Some homeowners connect the presence of condensation in the months after installing new windows with possible problems during the installation process. Condensation on windows and doors is not produced by the window or door product. Rather, it comes due to high humidity levels in your home.

In reality, the sight of condensation more often than not is an indication of the increased energy efficiency of your new windows. Air with more humidity retains water vapor until it comes into contact with a surface temperature less than or equal to the dew point—the temperature at which air becomes saturated and produces dew. Since glass surfaces are most likely the coldest part of the home, condensation shows up on windows first, in the presence of water droplets or frost on the roomside of your window. As the air inside gets drier, or as the glass surface heats up, condensation begins to dissipate.

Numerous factors go into whether you might see condensation on your windows. You might even find that a window in one part of your room has roomside condensation while one on the other side doesn’t. Air circulation, changing room temperatures, air register location, and the type and size of the window can all increase the chances of roomside condensation. Other influnences such as glass type, window coverings and screens and proximity to a water source can all play a role in what levels of humidity appear around a window.

Why do I at times see condensation on opposite sides of the window?
Your previous windows might have been drafty or didn’t feature the advanced, energy efficient technology of today’s windows. But, other home repairs, such as adding a new roof or siding, might also establish a tighter seal against air infiltration in your house. As a result, your home may retain more humidity making condensation more likely to happen than before.

In the summer months, this same phenomenon can be noticed on the outside of your windows. Exterior condensation can form because of high outdoor humidity, little or no wind, and a clear night sky. It establishes itself in the same way as roomside condensation, when the temperature of the glass is cooled below the dew point of the outside air. Since the cooler air inside your room isn’t escaping due to increased energy efficiency, it’s more likely to see external condensation at times like these.

You can manage exterior condensation by opening window coverings at night to warm up exterior glass and improve air circulation by trimming any bushes that might be blocking windows. Adjusting the air conditioner a few degrees warmer can also help.

For roomside condensation, there are a few factors that can impact the humidity in your home. Here are a few common culprits that can lead to roomside condensation:
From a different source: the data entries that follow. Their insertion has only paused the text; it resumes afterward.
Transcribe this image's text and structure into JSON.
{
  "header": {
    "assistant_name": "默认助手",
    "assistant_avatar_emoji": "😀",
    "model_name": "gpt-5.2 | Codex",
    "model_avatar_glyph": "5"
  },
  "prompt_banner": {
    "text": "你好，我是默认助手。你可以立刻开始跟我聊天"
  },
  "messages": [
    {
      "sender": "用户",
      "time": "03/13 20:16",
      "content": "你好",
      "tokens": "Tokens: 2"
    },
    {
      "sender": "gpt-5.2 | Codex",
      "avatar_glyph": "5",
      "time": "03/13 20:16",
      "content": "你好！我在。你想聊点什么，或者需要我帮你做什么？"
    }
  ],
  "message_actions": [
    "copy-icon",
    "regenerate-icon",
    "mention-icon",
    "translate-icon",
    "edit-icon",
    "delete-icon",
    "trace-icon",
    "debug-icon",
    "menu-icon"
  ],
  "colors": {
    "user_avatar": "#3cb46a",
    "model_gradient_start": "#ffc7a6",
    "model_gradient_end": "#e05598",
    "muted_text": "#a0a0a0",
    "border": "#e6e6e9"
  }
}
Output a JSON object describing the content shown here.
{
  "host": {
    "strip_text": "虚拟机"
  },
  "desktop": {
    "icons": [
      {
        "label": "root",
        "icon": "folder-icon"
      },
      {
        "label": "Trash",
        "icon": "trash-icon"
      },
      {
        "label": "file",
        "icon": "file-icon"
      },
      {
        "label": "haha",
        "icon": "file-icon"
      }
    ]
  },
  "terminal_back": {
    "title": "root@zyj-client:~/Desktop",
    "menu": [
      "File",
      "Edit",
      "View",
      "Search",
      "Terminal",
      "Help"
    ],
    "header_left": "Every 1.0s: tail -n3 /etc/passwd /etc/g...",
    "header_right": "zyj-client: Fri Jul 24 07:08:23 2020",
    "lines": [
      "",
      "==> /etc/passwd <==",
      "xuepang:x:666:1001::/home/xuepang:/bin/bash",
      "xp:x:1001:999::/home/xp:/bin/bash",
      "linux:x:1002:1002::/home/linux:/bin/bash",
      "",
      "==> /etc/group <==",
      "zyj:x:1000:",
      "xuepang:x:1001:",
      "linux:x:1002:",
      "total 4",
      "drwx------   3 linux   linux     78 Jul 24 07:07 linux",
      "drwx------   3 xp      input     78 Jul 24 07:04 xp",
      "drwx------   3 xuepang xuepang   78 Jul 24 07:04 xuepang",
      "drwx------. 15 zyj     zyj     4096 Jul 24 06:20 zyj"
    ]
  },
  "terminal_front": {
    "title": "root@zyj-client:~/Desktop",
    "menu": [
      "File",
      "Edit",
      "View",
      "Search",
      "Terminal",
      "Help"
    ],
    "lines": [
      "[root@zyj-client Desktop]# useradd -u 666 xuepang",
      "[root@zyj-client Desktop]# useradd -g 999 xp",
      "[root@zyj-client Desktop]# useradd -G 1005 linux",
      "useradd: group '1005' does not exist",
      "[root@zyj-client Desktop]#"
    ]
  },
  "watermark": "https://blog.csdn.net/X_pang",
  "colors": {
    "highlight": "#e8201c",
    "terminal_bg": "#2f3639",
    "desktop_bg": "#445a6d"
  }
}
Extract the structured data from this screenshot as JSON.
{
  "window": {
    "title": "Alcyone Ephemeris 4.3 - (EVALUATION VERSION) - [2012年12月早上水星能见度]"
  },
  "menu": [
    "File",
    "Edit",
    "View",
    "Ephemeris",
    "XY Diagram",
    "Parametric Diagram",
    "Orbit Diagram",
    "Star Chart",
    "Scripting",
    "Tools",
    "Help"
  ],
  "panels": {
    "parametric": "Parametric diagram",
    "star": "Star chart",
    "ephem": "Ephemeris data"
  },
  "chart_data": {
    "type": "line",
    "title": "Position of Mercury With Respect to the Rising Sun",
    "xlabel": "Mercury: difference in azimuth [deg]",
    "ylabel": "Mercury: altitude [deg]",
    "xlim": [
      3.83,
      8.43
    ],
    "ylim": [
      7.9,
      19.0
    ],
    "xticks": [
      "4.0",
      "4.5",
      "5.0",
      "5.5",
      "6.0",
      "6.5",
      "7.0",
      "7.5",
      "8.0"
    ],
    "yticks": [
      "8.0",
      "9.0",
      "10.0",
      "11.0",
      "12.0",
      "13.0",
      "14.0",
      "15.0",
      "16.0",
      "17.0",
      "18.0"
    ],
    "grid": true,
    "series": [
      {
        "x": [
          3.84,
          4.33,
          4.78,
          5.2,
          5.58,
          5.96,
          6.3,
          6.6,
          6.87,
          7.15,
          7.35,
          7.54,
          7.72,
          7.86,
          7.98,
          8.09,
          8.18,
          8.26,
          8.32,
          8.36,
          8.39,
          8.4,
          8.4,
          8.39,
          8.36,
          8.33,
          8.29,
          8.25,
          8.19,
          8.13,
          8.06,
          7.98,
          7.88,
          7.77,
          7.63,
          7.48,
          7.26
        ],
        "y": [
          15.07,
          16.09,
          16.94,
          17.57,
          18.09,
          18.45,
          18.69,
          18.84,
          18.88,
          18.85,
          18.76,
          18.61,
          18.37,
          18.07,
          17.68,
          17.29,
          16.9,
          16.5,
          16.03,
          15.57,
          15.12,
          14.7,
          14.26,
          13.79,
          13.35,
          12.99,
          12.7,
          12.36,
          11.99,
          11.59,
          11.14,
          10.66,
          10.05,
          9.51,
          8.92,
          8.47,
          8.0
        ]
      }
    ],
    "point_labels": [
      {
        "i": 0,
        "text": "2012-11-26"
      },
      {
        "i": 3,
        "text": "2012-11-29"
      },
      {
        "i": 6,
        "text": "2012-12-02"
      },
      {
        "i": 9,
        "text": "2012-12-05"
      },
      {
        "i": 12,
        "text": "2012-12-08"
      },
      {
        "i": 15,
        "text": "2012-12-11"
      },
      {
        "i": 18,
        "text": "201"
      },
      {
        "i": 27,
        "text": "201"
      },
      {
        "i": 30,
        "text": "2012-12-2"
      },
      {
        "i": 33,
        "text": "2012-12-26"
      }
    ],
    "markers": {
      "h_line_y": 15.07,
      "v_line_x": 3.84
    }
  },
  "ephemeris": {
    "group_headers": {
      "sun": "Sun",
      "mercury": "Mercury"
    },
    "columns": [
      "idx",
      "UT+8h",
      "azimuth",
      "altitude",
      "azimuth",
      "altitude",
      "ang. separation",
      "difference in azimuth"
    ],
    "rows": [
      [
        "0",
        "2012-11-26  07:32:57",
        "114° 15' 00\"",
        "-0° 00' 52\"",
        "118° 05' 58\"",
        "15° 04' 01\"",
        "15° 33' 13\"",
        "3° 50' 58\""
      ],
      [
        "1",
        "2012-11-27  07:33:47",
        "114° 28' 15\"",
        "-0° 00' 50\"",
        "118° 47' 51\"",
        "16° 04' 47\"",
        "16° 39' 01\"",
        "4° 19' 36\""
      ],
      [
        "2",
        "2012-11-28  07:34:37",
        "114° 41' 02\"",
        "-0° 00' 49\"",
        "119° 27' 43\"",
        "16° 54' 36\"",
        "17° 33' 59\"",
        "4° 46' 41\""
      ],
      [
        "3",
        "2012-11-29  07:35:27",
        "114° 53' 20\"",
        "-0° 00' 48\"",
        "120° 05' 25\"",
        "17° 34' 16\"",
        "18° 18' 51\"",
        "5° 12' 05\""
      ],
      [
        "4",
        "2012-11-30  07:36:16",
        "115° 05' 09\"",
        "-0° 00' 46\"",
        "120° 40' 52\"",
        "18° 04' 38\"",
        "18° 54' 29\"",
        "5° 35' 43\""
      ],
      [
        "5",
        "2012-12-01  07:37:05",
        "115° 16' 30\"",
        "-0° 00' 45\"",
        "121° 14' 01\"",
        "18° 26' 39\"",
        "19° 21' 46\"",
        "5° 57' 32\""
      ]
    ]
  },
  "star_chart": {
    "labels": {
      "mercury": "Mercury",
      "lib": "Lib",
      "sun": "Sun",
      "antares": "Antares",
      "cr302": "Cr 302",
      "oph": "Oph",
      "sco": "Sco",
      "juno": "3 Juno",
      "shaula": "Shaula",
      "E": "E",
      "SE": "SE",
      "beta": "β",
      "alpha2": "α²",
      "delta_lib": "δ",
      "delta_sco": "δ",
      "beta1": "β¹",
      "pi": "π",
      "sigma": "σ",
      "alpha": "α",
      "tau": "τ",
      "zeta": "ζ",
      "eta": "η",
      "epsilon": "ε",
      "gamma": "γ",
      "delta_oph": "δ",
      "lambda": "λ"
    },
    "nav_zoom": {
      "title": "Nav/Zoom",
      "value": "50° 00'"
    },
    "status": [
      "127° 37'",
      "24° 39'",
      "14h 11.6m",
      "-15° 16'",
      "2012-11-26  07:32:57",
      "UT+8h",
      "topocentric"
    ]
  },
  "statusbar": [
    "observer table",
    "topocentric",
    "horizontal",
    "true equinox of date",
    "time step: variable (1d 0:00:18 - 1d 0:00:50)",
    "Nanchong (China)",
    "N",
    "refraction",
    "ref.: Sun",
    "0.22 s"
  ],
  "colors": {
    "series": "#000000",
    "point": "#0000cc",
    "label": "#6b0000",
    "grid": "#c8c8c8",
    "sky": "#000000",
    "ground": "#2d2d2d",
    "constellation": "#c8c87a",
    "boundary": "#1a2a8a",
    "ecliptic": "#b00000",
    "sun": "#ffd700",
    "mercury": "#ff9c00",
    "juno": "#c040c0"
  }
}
Sources of humidity in your home 

The most frequent way roomside humidity increases is through everyday living. Running showers and baths, cooking and washing dishes, doing laundry, even the dog’s water bowl can all bring moisture to the air in your home–as much as four gallons or more per day in some homes. Include today’s energy efficient, well-insulated homes and you can start to get an idea why that humidity can often find no way to escape.

As a result of this better insulation, some windows can build a strip of condensation that shows up all the way around the roomside of the window. Most often, this occurs when the center of the glass stays warmer than the glass closest to the edge. It isn’t a warning that the window is leaking air or not functioning correctly.

Can Roomside Condensation Ruin My Windows?
One area where condensation on windows should become an immediate issue, however, is if condensation is noticed between the two sealed panes of insulating glass in multi-pane windows. In this situation, condensation is a mark of seal failure and the insulating glass should be replaced.

More often than not though, condensation on your windows doesn’t mean there is a concern with your windows. It serves as an indicator to the possibility of other hidden, potentially pricey problems to be found in your room.

igh indoor humidity can result in structural damage and even impact your health. Because these effects frequently go unseen in the wall cavities, attics and crawl spaces, the visible presence of condensation on glass is a good clue that humidity levels are too high. And while window condensation and musty odors might be seen as nuisances, they can develop into more severe concerns such as water stains on walls and ceilings if left unchecked.

In the same way, left unaddressed, condensation issues can cause window problems over time. Make sure to take reoccurring roomside condensation seriously. Think of it as an early alarm to high humidity in your room, one that can easily be dealt with before it gets worse. Understanding condensation is just the beginning to keeping your home comfortable and maintaining your windows. If you have any questions about condensation and whether your windows and doors are resisting condensation as they should, give Pella Windows and Doors in Hunt Valley a call or come into the showroom.

Back to Blog